Use Oracle syntax to create tables with columns that reference user-defined types

Database painter

View columns in Oracle tables that reference user-defined types

Database painter

Manipulate data in Oracle tables that have user-defined types

Database painter

Report painter


Export Oracle table syntax containing use-defined types to a log file

Database painter

Invoke methods of objects columns

Report painter (Compute tab in SQL Toolbox)


Here is a simple example that shows how you might create and use Oracle 8 user-defined types in InfoMaker.

For more information about Oracle user-defined types, see your Oracle 8 documentation.

To create and use Oracle 8 and later user-defined types:

  1. In the ISQL view of the Database painter, create two Oracle user-defined types: ball_stats_type and player_type.

    Here is the Oracle syntax to create ball_stats_type. Notice that the ball_stats object of type ball_stats_type has a method associated with it called get_avg.

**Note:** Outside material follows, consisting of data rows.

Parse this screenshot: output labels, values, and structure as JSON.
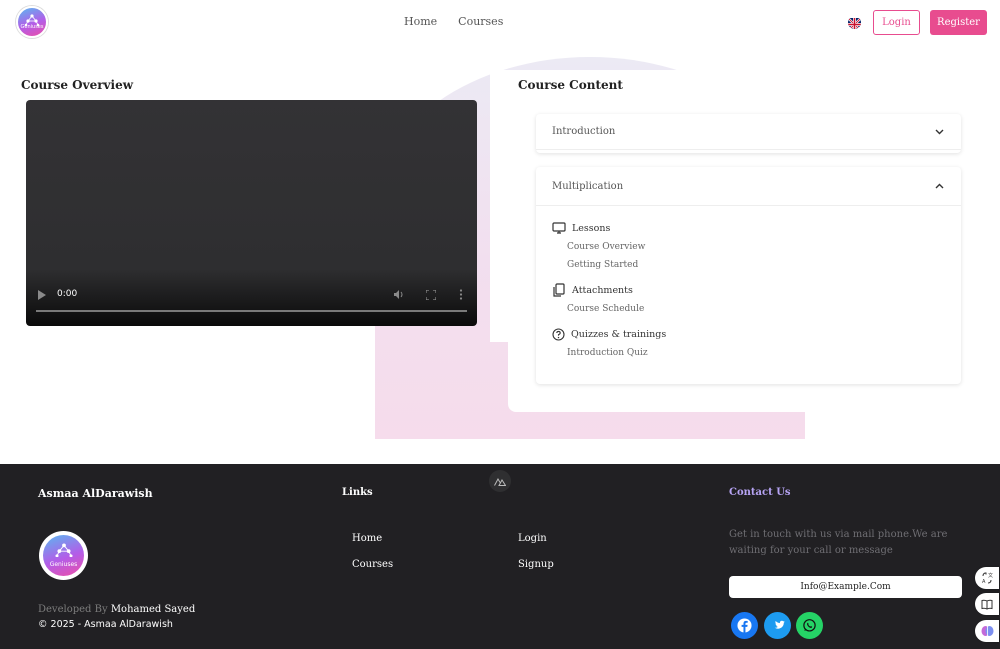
{
  "header": {
    "logo_text": "Geniuses",
    "nav": [
      "Home",
      "Courses"
    ],
    "login": "Login",
    "register": "Register"
  },
  "overview": {
    "title": "Course Overview",
    "video_time": "0:00"
  },
  "content": {
    "title": "Course Content",
    "sections": [
      {
        "label": "Introduction",
        "expanded": false
      },
      {
        "label": "Multiplication",
        "expanded": true
      }
    ],
    "lessons_title": "Lessons",
    "lessons": [
      "Course Overview",
      "Getting Started"
    ],
    "attachments_title": "Attachments",
    "attachments": [
      "Course Schedule"
    ],
    "quizzes_title": "Quizzes & trainings",
    "quizzes": [
      "Introduction Quiz"
    ]
  },
  "footer": {
    "name": "Asmaa AlDarawish",
    "logo_text": "Geniuses",
    "developed_by": "Developed By",
    "developer": "Mohamed Sayed",
    "copyright": "© 2025 - Asmaa AlDarawish",
    "links_title": "Links",
    "links": [
      "Home",
      "Courses",
      "Login",
      "Signup"
    ],
    "contact_title": "Contact Us",
    "contact_text": "Get in touch with us via mail phone.We are waiting for your call or message",
    "email": "Info@Example.Com",
    "social": [
      "facebook-icon",
      "twitter-icon",
      "whatsapp-icon"
    ]
  },
  "colors": {
    "accent": "#e84c8f",
    "footer_bg": "#212023",
    "contact_title": "#b7a4f4",
    "facebook": "#1877f2",
    "twitter": "#1d9bf0",
    "whatsapp": "#25d366"
  }
}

    Here is the Oracle SQL syntax to create player_type. Player_type references the user-defined type ball_stats_type. InfoMaker supports such nesting graphically in the Database, Report, and Table painters (see step 3).

    CREATE TYPE player_type AS OBJECT (player_no NUMBER(2),player_name VARCHAR2(30),ball_stats ball_stats_type);
  2. In the Database painter, create an Oracle 8 table named lineup that references these user-defined types.

    Here is the Oracle SQL syntax to create the lineup table and insert a row. Lineup references the player_type user-defined type.

    CREATE TABLE lineup (position NUMBER(2) NOT NULL, player player_type);
    INSERT INTO lineup VALUES (1,player_type (5, 'Manny Ramirez', ball_stats_type (0.342, 46)));
  3. Display the lineup table in the Database or Report painter.

    InfoMaker uses the following structure->member notation to display the table:

  4. To access the get_avg method of the object ball_stats contained in the object column player, use the following structure->member notation when defining a computed column for the report. For example, when working in the Report painter, you could use this notation on the Compute tab in the SQL Toolbox:


What to do next

For instructions on connecting to the database, see Connecting to a database.